┌─ The records

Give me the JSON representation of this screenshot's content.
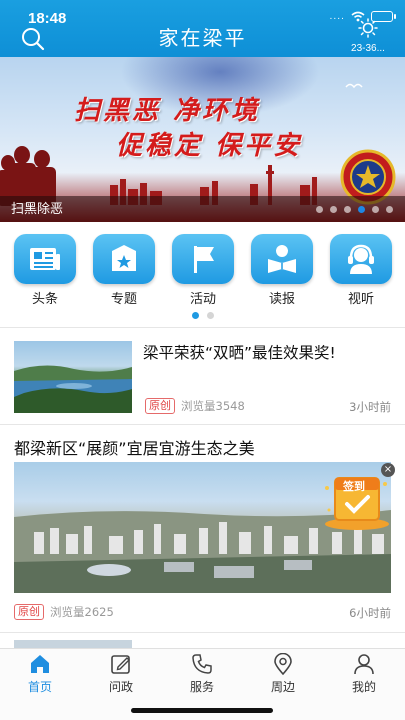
{
  "status_bar": {
    "time": "18:48",
    "dots": "....",
    "network": "",
    "battery": ""
  },
  "header": {
    "title": "家在梁平",
    "weather_temp": "23-36..."
  },
  "banner": {
    "slogan_line1": "扫黑恶 净环境",
    "slogan_line2": "促稳定 保平安",
    "caption": "扫黑除恶",
    "slide_count": 6,
    "active_slide": 4
  },
  "categories": [
    {
      "label": "头条",
      "icon": "newspaper-icon"
    },
    {
      "label": "专题",
      "icon": "star-badge-icon"
    },
    {
      "label": "活动",
      "icon": "flag-icon"
    },
    {
      "label": "读报",
      "icon": "reader-icon"
    },
    {
      "label": "视听",
      "icon": "headset-icon"
    }
  ],
  "category_pages": {
    "count": 2,
    "active": 1
  },
  "news": [
    {
      "title": "梁平荣获“双晒”最佳效果奖!",
      "tag": "原创",
      "views": "浏览量3548",
      "time": "3小时前"
    },
    {
      "title": "都梁新区“展颜”宜居宜游生态之美",
      "tag": "原创",
      "views": "浏览量2625",
      "time": "6小时前"
    }
  ],
  "checkin": {
    "label": "签到",
    "close": "×"
  },
  "tabbar": [
    {
      "label": "首页",
      "icon": "home-icon",
      "active": true
    },
    {
      "label": "问政",
      "icon": "edit-icon",
      "active": false
    },
    {
      "label": "服务",
      "icon": "phone-icon",
      "active": false
    },
    {
      "label": "周边",
      "icon": "location-pin-icon",
      "active": false
    },
    {
      "label": "我的",
      "icon": "user-icon",
      "active": false
    }
  ],
  "colors": {
    "primary": "#1f8ee0",
    "header": "#1a9fe0",
    "tag_red": "#e04545",
    "slogan_red": "#d41c1c"
  }
}
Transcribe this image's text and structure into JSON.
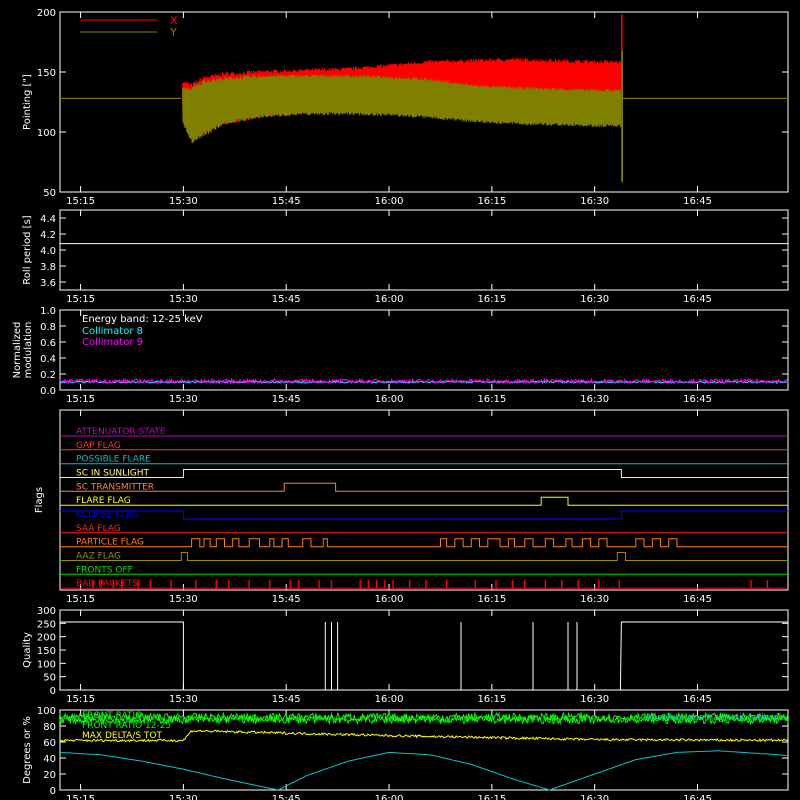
{
  "time_axis": {
    "tick_labels": [
      "15:15",
      "15:30",
      "15:45",
      "16:00",
      "16:15",
      "16:30",
      "16:45"
    ],
    "tick_values_hours": [
      15.25,
      15.5,
      15.75,
      16.0,
      16.25,
      16.5,
      16.75
    ],
    "range_hours": [
      15.2,
      16.97
    ]
  },
  "colors": {
    "x_pointing": "#ff0000",
    "y_pointing": "#808000",
    "collimator_8": "#00ffff",
    "collimator_9": "#ff00ff",
    "attenuator_state": "#c000c0",
    "gap_flag": "#ff3030",
    "possible_flare": "#00c0c0",
    "sc_in_sunlight": "#ffff60",
    "sc_transmitter": "#ff8040",
    "flare_flag": "#ffff00",
    "eclipse_flag": "#0000ff",
    "saa_flag": "#ff2020",
    "particle_flag": "#ff8000",
    "aaz_flag": "#909000",
    "fronts_off": "#00e000",
    "bad_packets": "#ff0000",
    "front_ratio": "#00ff00",
    "front_ratio_1225": "#00ff00",
    "max_delta_tot": "#ffff00",
    "abs_geomagnetic_latitude": "#00c8c8"
  },
  "chart_data": [
    {
      "type": "line",
      "panel": "pointing",
      "ylabel": "Pointing [\"]",
      "ylim": [
        50,
        200
      ],
      "yticks": [
        50,
        100,
        150,
        200
      ],
      "legend_placement": "top-left",
      "series": [
        {
          "name": "X",
          "segments": [
            {
              "x_hours": [
                15.2,
                15.495
              ],
              "y": [
                128,
                128
              ]
            },
            {
              "x_hours": [
                15.498,
                15.52,
                15.55,
                15.6,
                15.7,
                15.8,
                15.9,
                16.0,
                16.1,
                16.2,
                16.3,
                16.4,
                16.5,
                16.565
              ],
              "center": [
                128,
                116,
                122,
                128,
                132,
                134,
                135,
                138,
                141,
                142,
                142,
                141,
                140,
                140
              ],
              "amplitude": [
                15,
                25,
                25,
                22,
                20,
                19,
                19,
                19,
                19,
                19,
                20,
                20,
                20,
                20
              ]
            },
            {
              "x_hours": [
                16.568,
                16.97
              ],
              "y": [
                128,
                128
              ]
            }
          ]
        },
        {
          "name": "Y",
          "segments": [
            {
              "x_hours": [
                15.2,
                15.495
              ],
              "y": [
                128,
                128
              ]
            },
            {
              "x_hours": [
                15.498,
                15.52,
                15.55,
                15.6,
                15.7,
                15.8,
                15.9,
                16.0,
                16.1,
                16.2,
                16.3,
                16.4,
                16.5,
                16.565
              ],
              "center": [
                122,
                114,
                120,
                126,
                130,
                131,
                131,
                130,
                128,
                124,
                122,
                121,
                120,
                120
              ],
              "amplitude": [
                15,
                24,
                24,
                20,
                18,
                17,
                17,
                17,
                17,
                16,
                16,
                16,
                16,
                16
              ]
            },
            {
              "x_hours": [
                16.568,
                16.97
              ],
              "y": [
                128,
                128
              ]
            }
          ]
        }
      ]
    },
    {
      "type": "line",
      "panel": "roll_period",
      "ylabel": "Roll period [s]",
      "ylim": [
        3.5,
        4.5
      ],
      "yticks": [
        3.6,
        3.8,
        4.0,
        4.2,
        4.4
      ],
      "series": [
        {
          "x_hours": [
            15.2,
            16.97
          ],
          "y": [
            4.08,
            4.08
          ]
        }
      ]
    },
    {
      "type": "line",
      "panel": "modulation",
      "ylabel": "Normalized modulation",
      "ylim": [
        0,
        1.0
      ],
      "yticks": [
        0.0,
        0.2,
        0.4,
        0.6,
        0.8,
        1.0
      ],
      "annotations": [
        "Energy band: 12-25 keV"
      ],
      "series": [
        {
          "name": "Collimator 8",
          "mean": 0.1
        },
        {
          "name": "Collimator 9",
          "mean": 0.11,
          "noise": 0.025
        }
      ]
    },
    {
      "type": "line",
      "panel": "flags",
      "ylabel": "Flags",
      "flags": [
        {
          "name": "ATTENUATOR STATE",
          "color_key": "attenuator_state",
          "high": []
        },
        {
          "name": "GAP FLAG",
          "color_key": "gap_flag",
          "high": []
        },
        {
          "name": "POSSIBLE FLARE",
          "color_key": "possible_flare",
          "high": []
        },
        {
          "name": "SC IN SUNLIGHT",
          "color_key": "sc_in_sunlight",
          "high": [
            [
              15.5,
              16.565
            ]
          ]
        },
        {
          "name": "SC TRANSMITTER",
          "color_key": "sc_transmitter",
          "high": [
            [
              15.745,
              15.87
            ]
          ]
        },
        {
          "name": "FLARE FLAG",
          "color_key": "flare_flag",
          "high": [
            [
              16.37,
              16.435
            ]
          ]
        },
        {
          "name": "ECLIPSE FLAG",
          "color_key": "eclipse_flag",
          "high": [
            [
              15.2,
              15.5
            ],
            [
              16.565,
              16.97
            ]
          ]
        },
        {
          "name": "SAA FLAG",
          "color_key": "saa_flag",
          "high": []
        },
        {
          "name": "PARTICLE FLAG",
          "color_key": "particle_flag",
          "high": [
            [
              15.52,
              15.54
            ],
            [
              15.55,
              15.565
            ],
            [
              15.58,
              15.6
            ],
            [
              15.62,
              15.635
            ],
            [
              15.66,
              15.685
            ],
            [
              15.71,
              15.72
            ],
            [
              15.74,
              15.755
            ],
            [
              15.79,
              15.81
            ],
            [
              15.84,
              15.85
            ],
            [
              16.125,
              16.14
            ],
            [
              16.16,
              16.18
            ],
            [
              16.2,
              16.22
            ],
            [
              16.24,
              16.27
            ],
            [
              16.29,
              16.305
            ],
            [
              16.33,
              16.35
            ],
            [
              16.38,
              16.4
            ],
            [
              16.43,
              16.445
            ],
            [
              16.47,
              16.49
            ],
            [
              16.51,
              16.53
            ],
            [
              16.6,
              16.62
            ],
            [
              16.64,
              16.66
            ],
            [
              16.68,
              16.7
            ]
          ]
        },
        {
          "name": "AAZ FLAG",
          "color_key": "aaz_flag",
          "high": [
            [
              15.495,
              15.51
            ],
            [
              16.555,
              16.575
            ]
          ]
        },
        {
          "name": "FRONTS OFF",
          "color_key": "fronts_off",
          "high": []
        },
        {
          "name": "BAD PACKETS",
          "color_key": "bad_packets",
          "spikes_hours": [
            15.28,
            15.3,
            15.33,
            15.35,
            15.39,
            15.42,
            15.47,
            15.53,
            15.58,
            15.61,
            15.66,
            15.71,
            15.76,
            15.78,
            15.83,
            15.86,
            15.93,
            15.95,
            15.97,
            15.99,
            16.01,
            16.05,
            16.09,
            16.14,
            16.21,
            16.26,
            16.3,
            16.33,
            16.38,
            16.42,
            16.46,
            16.51,
            16.56,
            16.88,
            16.92
          ]
        }
      ]
    },
    {
      "type": "line",
      "panel": "quality",
      "ylabel": "Quality",
      "ylim": [
        0,
        300
      ],
      "yticks": [
        0,
        50,
        100,
        150,
        200,
        250,
        300
      ],
      "series": [
        {
          "base": 255,
          "segments": [
            [
              15.2,
              15.5
            ],
            [
              16.565,
              16.97
            ]
          ],
          "spikes_hours": [
            15.845,
            15.86,
            15.875,
            16.175,
            16.35,
            16.435,
            16.457
          ]
        }
      ]
    },
    {
      "type": "line",
      "panel": "misc",
      "ylabel": "Degrees or %",
      "ylim": [
        0,
        100
      ],
      "yticks": [
        0,
        20,
        40,
        60,
        80,
        100
      ],
      "series": [
        {
          "name": "FRONT RATIO",
          "color_key": "front_ratio",
          "mean": 91,
          "noise": 5
        },
        {
          "name": "FRONT RATIO 12-25",
          "color_key": "front_ratio_1225",
          "mean": 88,
          "noise": 5
        },
        {
          "name": "MAX DELTA/S TOT",
          "color_key": "max_delta_tot",
          "x_hours": [
            15.2,
            15.5,
            15.52,
            16.0,
            16.5,
            16.97
          ],
          "y": [
            62,
            62,
            74,
            68,
            63,
            62
          ]
        },
        {
          "name": "Absolute geomagnetic latitude",
          "color_key": "abs_geomagnetic_latitude",
          "x_hours": [
            15.2,
            15.3,
            15.4,
            15.5,
            15.6,
            15.73,
            15.8,
            15.9,
            16.0,
            16.1,
            16.2,
            16.3,
            16.39,
            16.5,
            16.6,
            16.7,
            16.8,
            16.92,
            16.97
          ],
          "y": [
            47,
            44,
            36,
            26,
            14,
            0,
            18,
            36,
            47,
            44,
            32,
            14,
            0,
            20,
            38,
            47,
            49,
            45,
            43
          ]
        }
      ]
    }
  ]
}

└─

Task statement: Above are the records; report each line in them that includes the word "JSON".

Result:
Give me the JSON representation of this screenshot's content.
Transcribe this image's text and structure into JSON.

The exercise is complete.